Sailors Tweeting Navy's $130 Million Version Of Twitter 'Sux Ballz'

WASHINGTON, D.C. — Thousands of Sailors beta testing the Navy's new, $130 million attempt at a digitally secure version of Twitter have been tweeting that the app apparently "sux ballz."

Dubbed Scuttlebutt!, the Navy/Marine Corps Intranet's (NMCI) new site has been receiving non-stop criticism on Twitter from the very Sailors whom the sea service has been hoping to attract since launching its own microblogging application in late March.

"Just tried @scuttlebutt! and it sux ballz," Twitter user @daveybonez, who was later identified as Scuttlebutt! beta tester Seaman David Rodwell, tweeted last Tuesday.

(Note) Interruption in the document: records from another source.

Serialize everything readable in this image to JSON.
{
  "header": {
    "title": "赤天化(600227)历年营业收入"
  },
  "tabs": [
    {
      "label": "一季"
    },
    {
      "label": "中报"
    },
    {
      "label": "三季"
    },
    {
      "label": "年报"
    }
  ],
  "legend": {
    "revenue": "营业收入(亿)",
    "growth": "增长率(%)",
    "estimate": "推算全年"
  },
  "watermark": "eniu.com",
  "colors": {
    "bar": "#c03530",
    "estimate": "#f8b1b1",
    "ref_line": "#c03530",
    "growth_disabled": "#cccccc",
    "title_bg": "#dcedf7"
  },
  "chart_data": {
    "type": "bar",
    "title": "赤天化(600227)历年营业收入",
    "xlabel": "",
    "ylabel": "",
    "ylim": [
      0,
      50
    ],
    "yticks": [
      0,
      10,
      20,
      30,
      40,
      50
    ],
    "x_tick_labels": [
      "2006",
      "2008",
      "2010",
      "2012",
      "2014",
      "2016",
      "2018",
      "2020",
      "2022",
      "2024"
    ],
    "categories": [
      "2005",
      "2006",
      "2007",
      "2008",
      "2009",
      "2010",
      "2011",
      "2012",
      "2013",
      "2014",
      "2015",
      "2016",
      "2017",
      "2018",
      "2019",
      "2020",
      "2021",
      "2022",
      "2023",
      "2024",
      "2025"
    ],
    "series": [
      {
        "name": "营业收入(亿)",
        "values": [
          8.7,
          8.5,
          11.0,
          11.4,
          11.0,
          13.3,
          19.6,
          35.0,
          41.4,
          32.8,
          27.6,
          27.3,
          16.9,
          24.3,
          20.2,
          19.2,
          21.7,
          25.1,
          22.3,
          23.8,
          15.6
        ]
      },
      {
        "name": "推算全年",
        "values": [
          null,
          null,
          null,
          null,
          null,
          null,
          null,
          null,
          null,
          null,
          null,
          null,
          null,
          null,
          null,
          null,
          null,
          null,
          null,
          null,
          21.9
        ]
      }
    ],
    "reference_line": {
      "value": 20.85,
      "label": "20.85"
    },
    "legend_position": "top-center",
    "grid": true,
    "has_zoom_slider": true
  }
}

"100% agree new site @Scuttlebutt! eats ass," Petty Officer 2nd Class Monica Murphy commented during her retweet of Rodwell's original complaint.

Rodwell and Murphy are not alone in their frustration, as data compiled from the survey found that 85 percent of Scuttlebutt! testers described the application as “too slow”, “frustrating”, and “about as much fun as assembling a bed from Ikea, but with way more steps."

Chief among the complaints was the difficulty the Sailors had in “scuttling” mass messages to their friends (or “mateys”) due to all of the security measures they first had to get through.

“I can’t believe they expect you to hook a CAC reader up to your phone,” said Culinary Specialist 3rd Class Veronica Eastleng, who experienced difficulty navigating all of the steps required before a Scuttlebutt! user can eventually send a message to a matey.

“Once I finally got the CAC to work, and I remembered my password, and I verified all my certificates," Eastleng added, "my iPhone said it didn’t trust the Scuttlebutt! app. What the hell?"

Eastleng feels the numerous steps that users must take just to send out a short message on Scuttlebutt! defeats the entire purpose of microblogging.

“Social media shouldn’t be about having to think about 'security patches', or 'certificates', or 'privacy'," Eastleng said. "It should just be about instantly getting your thoughts out to the world before forgetting what you think you mean to say.”

Unfortunately for the Navy and NMCI, Sailors aren’t the only ones giving negative feedback. Many members of Congress are questioning how it could cost an estimated $132 million to develop a cell phone app that, on its face, looks as if it could have been designed by a tech-savvy teenager tinkering on a low-grade personal computer.

“To burn through that much taxpayer money on such an unnecessary and insignificant program during times of financial austerity is unconscionable,” said Rep. Duncan Hunter (R-Calif.), a member of the House Armed Services Committee. “Were there a hashtag for this new program, it would be #fraudwasteandabuse.”

Hunter is calling for an independent audit into how NMCI spent each dollar used to develop Scuttlebutt!

While the Navy was unwilling to have a representative go on record to address all of the criticism being hurled at the app, NMCI did release a brief statement to the media in its defense.

“We at NMCI have full faith in Scuttlebutt! and are confident that, much like Navy Knowledge Online, this groundbreaking program will eventually become extremely popular and beloved by our Sailors,” the statement read.

The statement also goes on to say that development is already underway on a new, photo-based social media application similar to the wildly-popular Instagram.

“This secure, cutting-edge application,” the statement reads, “will allow Sailors to shoot and caption photos on their phones, and then instantly transmit those photos to whomever the Sailor wishes … pending review by proper release authorities, of course.”

Duffel Blog attempted to get clarification on NMCI’s statement by reaching out via Scuttlebutt!, but the site was down at press time.